The letters keep coming, sometimes 20 a month asking for Dennis Gaubatz's autograph. Sometimes it's a football card that the old Colt receives. More often, it's the cover of one of the three national magazines on which Gaubatz appeared in his five years as the rugged middle linebacker on Baltimore's ballyhooed defense of the 1960s.
"My gawd, I have no idea. But they just don't stop," said Gaubatz, 73, from his home in West Columbia, Texas. When a California firm offered to manage the signings, he declined.
"I've never charged fans for autographs and I'm not about to start," he said.
Thrust into the spotlight in 1965, when acquired by the Colts to replace the retired Bill Pellington, Gaubatz never flinched. At 25, the former LSU star immediately became the defensive signal caller for a team that would win an NFL championship and three division titles in the next four years.
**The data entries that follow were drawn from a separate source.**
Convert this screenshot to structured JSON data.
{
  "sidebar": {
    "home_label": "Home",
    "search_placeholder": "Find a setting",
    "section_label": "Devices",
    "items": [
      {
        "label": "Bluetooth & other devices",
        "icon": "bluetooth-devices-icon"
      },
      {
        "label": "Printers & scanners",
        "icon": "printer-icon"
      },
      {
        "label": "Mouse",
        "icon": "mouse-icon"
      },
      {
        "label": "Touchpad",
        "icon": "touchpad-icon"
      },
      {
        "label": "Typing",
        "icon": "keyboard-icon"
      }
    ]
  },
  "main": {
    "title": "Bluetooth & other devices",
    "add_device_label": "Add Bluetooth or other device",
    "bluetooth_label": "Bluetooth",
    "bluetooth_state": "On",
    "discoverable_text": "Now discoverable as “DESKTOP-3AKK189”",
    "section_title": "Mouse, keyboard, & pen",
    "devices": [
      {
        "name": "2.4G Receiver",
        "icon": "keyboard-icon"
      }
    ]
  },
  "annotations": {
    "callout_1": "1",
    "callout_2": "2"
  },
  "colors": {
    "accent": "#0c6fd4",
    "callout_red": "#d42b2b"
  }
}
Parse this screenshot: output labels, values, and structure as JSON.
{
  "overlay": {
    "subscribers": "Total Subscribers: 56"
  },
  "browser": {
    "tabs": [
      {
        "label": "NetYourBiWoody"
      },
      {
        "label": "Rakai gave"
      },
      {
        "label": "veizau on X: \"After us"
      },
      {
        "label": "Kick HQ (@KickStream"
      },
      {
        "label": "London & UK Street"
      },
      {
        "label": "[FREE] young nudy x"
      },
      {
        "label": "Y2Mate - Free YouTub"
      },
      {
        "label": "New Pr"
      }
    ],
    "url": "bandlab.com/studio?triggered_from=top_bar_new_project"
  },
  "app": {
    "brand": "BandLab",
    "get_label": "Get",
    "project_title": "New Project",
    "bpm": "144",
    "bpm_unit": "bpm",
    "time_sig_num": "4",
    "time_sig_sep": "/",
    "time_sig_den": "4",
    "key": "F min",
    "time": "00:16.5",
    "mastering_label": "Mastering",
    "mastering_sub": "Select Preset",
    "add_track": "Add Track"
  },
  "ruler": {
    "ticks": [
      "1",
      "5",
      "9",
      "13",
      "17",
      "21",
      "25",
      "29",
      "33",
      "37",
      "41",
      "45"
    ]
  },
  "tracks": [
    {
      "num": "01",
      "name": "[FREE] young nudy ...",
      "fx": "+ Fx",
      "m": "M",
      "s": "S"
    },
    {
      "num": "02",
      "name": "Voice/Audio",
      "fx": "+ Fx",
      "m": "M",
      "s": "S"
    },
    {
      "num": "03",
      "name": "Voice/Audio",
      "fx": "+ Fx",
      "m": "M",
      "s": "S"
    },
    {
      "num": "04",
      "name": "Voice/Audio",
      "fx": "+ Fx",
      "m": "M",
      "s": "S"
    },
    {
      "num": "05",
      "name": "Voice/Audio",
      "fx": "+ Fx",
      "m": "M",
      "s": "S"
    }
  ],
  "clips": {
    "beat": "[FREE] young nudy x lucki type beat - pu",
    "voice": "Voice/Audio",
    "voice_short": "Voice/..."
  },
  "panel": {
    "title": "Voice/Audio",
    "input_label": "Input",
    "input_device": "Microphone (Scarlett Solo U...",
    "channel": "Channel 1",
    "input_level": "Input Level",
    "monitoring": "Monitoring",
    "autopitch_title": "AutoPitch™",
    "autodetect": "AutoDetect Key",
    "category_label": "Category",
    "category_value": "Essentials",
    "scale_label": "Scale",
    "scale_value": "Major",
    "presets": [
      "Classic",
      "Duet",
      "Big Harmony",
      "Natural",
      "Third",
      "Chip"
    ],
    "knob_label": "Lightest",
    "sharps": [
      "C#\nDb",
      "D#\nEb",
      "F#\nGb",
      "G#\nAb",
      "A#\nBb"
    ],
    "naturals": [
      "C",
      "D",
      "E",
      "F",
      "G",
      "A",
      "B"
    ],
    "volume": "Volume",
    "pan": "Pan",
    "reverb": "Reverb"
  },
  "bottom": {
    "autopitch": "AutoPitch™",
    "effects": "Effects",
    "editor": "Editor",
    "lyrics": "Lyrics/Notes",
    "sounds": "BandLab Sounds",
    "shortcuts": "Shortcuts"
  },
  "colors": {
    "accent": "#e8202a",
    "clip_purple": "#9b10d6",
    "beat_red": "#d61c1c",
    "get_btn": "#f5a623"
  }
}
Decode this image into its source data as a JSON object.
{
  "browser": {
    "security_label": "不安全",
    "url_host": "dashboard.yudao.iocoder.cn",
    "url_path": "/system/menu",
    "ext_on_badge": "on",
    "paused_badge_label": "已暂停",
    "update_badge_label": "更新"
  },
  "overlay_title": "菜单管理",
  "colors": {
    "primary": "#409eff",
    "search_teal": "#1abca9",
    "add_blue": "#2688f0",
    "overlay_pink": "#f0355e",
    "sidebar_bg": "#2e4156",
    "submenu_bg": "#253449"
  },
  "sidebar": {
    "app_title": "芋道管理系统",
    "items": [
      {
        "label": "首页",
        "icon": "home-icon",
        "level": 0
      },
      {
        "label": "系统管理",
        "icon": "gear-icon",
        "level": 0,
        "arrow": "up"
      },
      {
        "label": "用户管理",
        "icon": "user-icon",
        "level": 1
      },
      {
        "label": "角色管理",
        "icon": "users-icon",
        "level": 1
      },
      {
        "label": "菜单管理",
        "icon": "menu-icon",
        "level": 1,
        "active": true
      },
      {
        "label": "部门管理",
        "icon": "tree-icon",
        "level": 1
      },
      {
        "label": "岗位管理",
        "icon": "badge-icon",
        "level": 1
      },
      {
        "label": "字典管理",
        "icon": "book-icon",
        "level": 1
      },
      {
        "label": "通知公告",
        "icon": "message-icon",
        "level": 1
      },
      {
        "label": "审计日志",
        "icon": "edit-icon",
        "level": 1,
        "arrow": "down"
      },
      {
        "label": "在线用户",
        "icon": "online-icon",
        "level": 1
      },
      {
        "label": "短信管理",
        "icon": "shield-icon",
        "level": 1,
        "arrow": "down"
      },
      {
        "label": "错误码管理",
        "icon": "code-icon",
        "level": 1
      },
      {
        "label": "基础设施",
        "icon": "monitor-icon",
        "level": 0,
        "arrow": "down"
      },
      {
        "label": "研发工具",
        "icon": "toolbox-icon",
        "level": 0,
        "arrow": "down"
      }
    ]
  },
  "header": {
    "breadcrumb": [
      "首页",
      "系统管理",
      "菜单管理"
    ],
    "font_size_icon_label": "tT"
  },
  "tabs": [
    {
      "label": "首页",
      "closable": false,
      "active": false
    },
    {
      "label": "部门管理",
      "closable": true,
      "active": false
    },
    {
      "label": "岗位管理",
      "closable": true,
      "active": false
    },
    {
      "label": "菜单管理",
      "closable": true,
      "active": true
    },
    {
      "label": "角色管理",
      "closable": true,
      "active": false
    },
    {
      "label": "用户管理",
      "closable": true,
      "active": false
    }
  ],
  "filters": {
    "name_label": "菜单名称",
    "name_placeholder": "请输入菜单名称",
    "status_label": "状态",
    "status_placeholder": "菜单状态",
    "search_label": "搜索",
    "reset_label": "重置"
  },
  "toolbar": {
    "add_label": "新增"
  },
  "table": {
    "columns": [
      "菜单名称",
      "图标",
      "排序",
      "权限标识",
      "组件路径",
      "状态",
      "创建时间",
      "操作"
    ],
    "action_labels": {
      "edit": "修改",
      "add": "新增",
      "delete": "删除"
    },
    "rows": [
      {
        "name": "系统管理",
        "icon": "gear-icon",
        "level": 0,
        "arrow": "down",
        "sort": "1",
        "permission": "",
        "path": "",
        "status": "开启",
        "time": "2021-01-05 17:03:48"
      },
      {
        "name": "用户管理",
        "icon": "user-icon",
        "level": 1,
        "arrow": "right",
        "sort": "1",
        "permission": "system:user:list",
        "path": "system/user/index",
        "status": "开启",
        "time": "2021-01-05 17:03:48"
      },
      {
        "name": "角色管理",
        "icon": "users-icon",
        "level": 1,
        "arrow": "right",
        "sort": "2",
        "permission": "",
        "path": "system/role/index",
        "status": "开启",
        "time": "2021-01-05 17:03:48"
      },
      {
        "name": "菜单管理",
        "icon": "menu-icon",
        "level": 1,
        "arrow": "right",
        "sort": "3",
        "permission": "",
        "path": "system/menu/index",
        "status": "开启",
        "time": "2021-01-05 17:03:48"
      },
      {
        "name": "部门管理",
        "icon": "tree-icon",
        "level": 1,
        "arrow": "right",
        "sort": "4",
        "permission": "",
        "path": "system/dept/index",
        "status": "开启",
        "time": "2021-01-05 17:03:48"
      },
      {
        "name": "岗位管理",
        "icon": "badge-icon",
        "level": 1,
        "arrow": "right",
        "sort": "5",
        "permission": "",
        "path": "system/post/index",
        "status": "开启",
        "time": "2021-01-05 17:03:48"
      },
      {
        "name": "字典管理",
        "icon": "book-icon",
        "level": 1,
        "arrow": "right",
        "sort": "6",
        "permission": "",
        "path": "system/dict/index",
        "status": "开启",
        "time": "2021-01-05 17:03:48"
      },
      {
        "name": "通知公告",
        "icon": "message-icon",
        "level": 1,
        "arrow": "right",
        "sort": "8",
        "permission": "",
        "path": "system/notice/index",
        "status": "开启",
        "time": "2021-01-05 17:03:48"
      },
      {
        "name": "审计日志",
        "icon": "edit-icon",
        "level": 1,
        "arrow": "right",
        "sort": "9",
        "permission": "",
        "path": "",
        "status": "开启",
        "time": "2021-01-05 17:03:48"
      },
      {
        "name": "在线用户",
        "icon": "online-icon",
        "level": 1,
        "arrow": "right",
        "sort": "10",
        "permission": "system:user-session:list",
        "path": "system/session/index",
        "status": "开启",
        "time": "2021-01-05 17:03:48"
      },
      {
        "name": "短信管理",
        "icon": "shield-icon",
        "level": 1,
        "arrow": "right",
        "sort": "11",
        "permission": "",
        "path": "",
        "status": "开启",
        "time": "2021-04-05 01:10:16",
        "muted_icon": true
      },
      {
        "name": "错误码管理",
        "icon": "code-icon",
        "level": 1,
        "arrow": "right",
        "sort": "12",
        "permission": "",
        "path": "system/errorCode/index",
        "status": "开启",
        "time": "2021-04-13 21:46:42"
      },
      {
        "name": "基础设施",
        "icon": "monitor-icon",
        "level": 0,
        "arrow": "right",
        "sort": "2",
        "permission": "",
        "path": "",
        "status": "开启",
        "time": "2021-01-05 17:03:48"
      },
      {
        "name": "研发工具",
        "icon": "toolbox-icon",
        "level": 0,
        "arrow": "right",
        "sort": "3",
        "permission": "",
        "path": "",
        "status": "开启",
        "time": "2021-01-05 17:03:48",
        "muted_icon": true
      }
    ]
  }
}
"Our defense put a lot of zeros on the board back then," he said. But 44 years later, the Super Bowl loss still sticks in his craw.
"It's like a hit in the stomach that you never get rid of," he once said.
Gaubatz did sack Jets' quarterback Joe Namath on a blitz, one of the few things Baltimore did right that day.
"As good as we were, the game had to be rigged," he said. "It wasn't on the up-and-up and you'll never tell me different."
Nor can Gaubatz explain how a player who made the cover of Sports Illustrated twice (1965 and 1968) and Life (1968) never made the Pro Bowl.
"That, I don't understand," he said. "I wasn't a showboat. I was brought up to do my job, to take the praises when they come but not to ask for them.
"As the saying goes, if life gives you a Tootsie Roll, you eat it. If it gives you a Cadillac, you drive it.
"All I got were the Tootsie Rolls."
Not that he's complaining. The deal that brought Gaubatz from the Detroit Lions in exchange for aptly-named running back Joe Don Looney suited him all around. He bought a Sunoco station on Edison Highway and banded with the tight-knit team.
"In Detroit, after a game, players scattered like quail. In Baltimore, everyone was one big family," he said. "We'd all meet up at Artie Donovan's Country Club, or Pellington's restaurant, or Johnny Unitas' Golden Arm, or maybe we'd make the rounds of all three. There were liable to be 30 players there."
In 1968, Baltimore poet Ogden Nash celebrated the Colts' Super Bowl run by saluting the players in verse. The cover of Life shows an airborne Gaubatz set to pounce like a lion on a PBS special. Of the linebacker, Nash wrote:
Look at Number 53 / Dennis Gaubatz, that is he / looming 10 feet tall or taller / above the Steelers' signal caller / Since Gaubatz acts like this on Sunday / I'll do my quarterbacking Monday.
Two years later, miffed at losing his job to Mike Curtis, Gaubatz requested a trade to Washington but was cut by the Redskins and quit the game. Now retired from a construction job with Dow Chemical, he lives in the town he grew up in with his wife, Carolyn. Married 54 years, they have four children, eight grandchildren and five great-grandchildren.
Money is tight. Four years ago, Gaubatz said, he declared bankruptcy "but the increased NFL pension helps and we're gradually getting our heads above water. My 13-year-old truck is still running and I shot me a deer this morning. I play a lot of dominoes with friends for $2 a game. On a good day, I might win $12."
Football, he said, undermined his health: both knees and hips have been replaced.
"I can walk, but if I step on something the size of a bb I get real sharp pains," he said. "I'm paying for having played the game, but I'd do it again in a second because I loved it and the fans in Baltimore.
"I wouldn't have to think twice."